One of Amir’s signature phrases regarding narrowing down a paper topic was “write about the button and not the shirt.” And when students turned in paper proposals that seemed halfhearted, Professor Jahanbani would remind them that their names were on their work and that they should take pride in it. When he sensed that students felt that they could not do it, he would talk to them after class, helping them to believe in themselves. Some of my greatest life and academic lessons came from his classroom.
As a friend, Amir was one of the most interesting and unusual personalities I have ever come across. He was an atheist who worshipped five gods: himself, his wife, Omar Khayyam, Charles Darwin, and Beethoven. A pessimist through and through who would often say that “Homo sapiens is the most destructive animal,” Amir nevertheless believed in humankind’s ability to transform itself. From the age of fifteen, he was a published author who did not like to publish, but was working on the monumental “History of Inhumanity.”
Amir was a compassionate man and a vegan who loved to laugh and be in the company of friends. He was a humanist who hated borders and who thought that all forms of nationalism were ridiculous and extremely dangerous. He was a true New Yorker and a citizen of the world who regarded New York as the greatest city on the planet. A maverick who slept during the daytime and was awake during the night, he questioned authority and established norms, refused to be defined by conventions, and demanded to choose his own path.
Of course, as a friend Amir continued to be my teacher— constantly engaging me with questions about the world. I remember one of my first conversations with him; he asked me what I wanted to do with my life after I graduated from The New School. I responded that I was not sure. He then asked me, “You are not going to work on Wall Street, right?” I answered that I was pretty confident that that wouldn’t happen. He said, “Good, you need to stay in the world of ideas and not become one of those Wall Street types.”

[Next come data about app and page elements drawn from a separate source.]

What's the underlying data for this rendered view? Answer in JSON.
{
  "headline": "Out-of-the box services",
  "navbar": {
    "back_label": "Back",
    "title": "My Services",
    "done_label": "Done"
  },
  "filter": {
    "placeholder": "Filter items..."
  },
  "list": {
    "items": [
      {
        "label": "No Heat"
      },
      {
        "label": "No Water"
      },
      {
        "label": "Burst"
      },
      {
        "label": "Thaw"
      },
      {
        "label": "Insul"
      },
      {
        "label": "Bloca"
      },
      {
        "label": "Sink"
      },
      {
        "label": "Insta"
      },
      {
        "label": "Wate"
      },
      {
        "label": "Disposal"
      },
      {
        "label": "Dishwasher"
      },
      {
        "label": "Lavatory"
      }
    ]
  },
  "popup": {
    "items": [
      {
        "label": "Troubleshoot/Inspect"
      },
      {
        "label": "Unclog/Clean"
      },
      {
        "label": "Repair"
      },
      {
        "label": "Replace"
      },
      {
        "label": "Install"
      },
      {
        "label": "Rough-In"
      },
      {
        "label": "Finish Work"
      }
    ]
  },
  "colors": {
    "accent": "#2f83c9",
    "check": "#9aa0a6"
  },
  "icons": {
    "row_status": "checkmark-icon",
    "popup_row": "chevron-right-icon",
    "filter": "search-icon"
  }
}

From that day onward, Amir and I would engage in a constant dialogue on what it means to stay in the world of the ideas and not become one of those “Wall Street types.” Many times after class, Amir and I would walk and talk for hours. By the time we became friends he was not young, yet had so much energy that I could barely keep up with him. In our talks, we would discuss everything possible under the sun: poetry, religion, the Arab-Israeli conflict, love, music, human nature, my life, and his life.
The last time I saw Amir was in Bryant Park. I met him there with two other students. We had a great time talking about everything possible, as usual. Before we left, Amir embraced me and gave me a hug. When I thought it was time to let go, he held on. He held on tighter and longer than usual, as if he knew that this would be the last time that we would see each other.
On November 4, 2002, Amir Jahanbani passed away after a bout with pneumonia. In characteristic fashion, his last words to his wife
were “just laugh.” On November 8, 2002, Amir’s ashes were scattered along the Hudson River. Were he to have had a grave stone, he would have undoubtedly approved of the following engraving by his favorite poet and number three god, Omar Khayyam.
Drink wine, this is life eternal,
This, all that youth will give you:
It is the season for wine, roses and friends drinking together,
Be happy for this moment – it is all life is.
Professor Amir Jahanbani will be greatly missed and always remembered.
If any of you have memories that you would like to share about
Amir Jahanbani, please leave a comment.